Since root canals on front teeth are done from the back side of the tooth, if a future root canal is needed, it probably will not effect the veneer.  Your dentist can brief you on the situation.  She can explain the pros and cons of doing a prophylactic root canal and guide you in the decision making process.

Marc Zive, DMD
Springfield Dentist

Trauma Happens to Broken Teeth

When you break a tooth, trauma has occurred.  We don't always know what  happens to the tooth immediately. 

You don't always need a root canal but the possibility exists that over time the tooth may die.  If the tooth has been evaluated for a root canal and does not show symptoms at this time, DO NOT DO ONE.  Root canals are very successful but not 100% of the time-they can fail.  They also can make a tooth brittle over time.

If the broken tooth is not sensitive and no color change has occurred, just fix the tooth. 

There may be a time when you need a root canal but if you have the tooth repaired either with a tooth colored bonded plastic filling or a veneer, the access is always available from the inside and a successful root canal can be preformed.

Wendy S. Spektor, DDS
Bellevue Dentist
5.0 out of 5 stars 3 reviews

To Root Canal Or Not To Root Canal

Root canal is  necessary if the nerve is damaged but if the tooth broke and the nerve is not damaged the best option depending how much tooth structure broke would be a veneer or a crown.  Root canal can weaken teeth making them fragile. Of course if a root canal is necessary  that's always better than extracting it.

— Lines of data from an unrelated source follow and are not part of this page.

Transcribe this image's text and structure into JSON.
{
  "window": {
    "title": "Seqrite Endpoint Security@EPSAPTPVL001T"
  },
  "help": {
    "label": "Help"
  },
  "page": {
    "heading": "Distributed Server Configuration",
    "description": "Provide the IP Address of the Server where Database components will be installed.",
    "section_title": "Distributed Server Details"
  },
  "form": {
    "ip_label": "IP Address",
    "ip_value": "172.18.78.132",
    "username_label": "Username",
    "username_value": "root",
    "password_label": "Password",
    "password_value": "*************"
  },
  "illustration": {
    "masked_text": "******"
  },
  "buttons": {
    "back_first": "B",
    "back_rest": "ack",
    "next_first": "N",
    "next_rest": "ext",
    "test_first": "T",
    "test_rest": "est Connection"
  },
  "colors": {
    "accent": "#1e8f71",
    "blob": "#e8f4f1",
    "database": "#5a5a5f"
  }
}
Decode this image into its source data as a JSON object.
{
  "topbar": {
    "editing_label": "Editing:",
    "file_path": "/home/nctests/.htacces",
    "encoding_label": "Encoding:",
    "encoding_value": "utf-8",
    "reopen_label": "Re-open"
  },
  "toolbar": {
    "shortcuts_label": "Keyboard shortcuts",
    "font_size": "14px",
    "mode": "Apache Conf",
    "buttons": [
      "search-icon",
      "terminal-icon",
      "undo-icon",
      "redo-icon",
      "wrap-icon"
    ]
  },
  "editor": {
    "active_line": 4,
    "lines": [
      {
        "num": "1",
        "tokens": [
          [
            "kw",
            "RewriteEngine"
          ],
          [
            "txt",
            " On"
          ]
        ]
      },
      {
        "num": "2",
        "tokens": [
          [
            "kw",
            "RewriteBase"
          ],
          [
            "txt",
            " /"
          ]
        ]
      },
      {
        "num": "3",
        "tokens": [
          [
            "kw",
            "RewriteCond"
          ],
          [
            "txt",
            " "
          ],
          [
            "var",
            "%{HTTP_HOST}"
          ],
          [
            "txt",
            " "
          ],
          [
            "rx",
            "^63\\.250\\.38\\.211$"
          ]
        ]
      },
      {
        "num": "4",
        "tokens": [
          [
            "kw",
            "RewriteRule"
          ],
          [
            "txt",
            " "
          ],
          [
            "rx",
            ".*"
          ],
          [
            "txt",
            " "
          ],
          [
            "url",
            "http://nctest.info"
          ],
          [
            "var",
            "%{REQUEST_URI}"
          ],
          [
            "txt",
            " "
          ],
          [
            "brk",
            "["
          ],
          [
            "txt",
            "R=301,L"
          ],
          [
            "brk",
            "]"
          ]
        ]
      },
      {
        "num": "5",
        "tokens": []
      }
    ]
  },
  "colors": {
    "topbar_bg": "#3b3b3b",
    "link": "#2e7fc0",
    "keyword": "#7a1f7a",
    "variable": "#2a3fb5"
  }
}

Lawrence Gilbert, DDS
Woodbury Dentist
5.0 out of 5 stars 1 review

These answers are for educational purposes and should not be relied upon as a substitute for medical advice you may receive from your physician. If you have a medical emergency, please call 911. These answers do not constitute or initiate a patient/doctor relationship.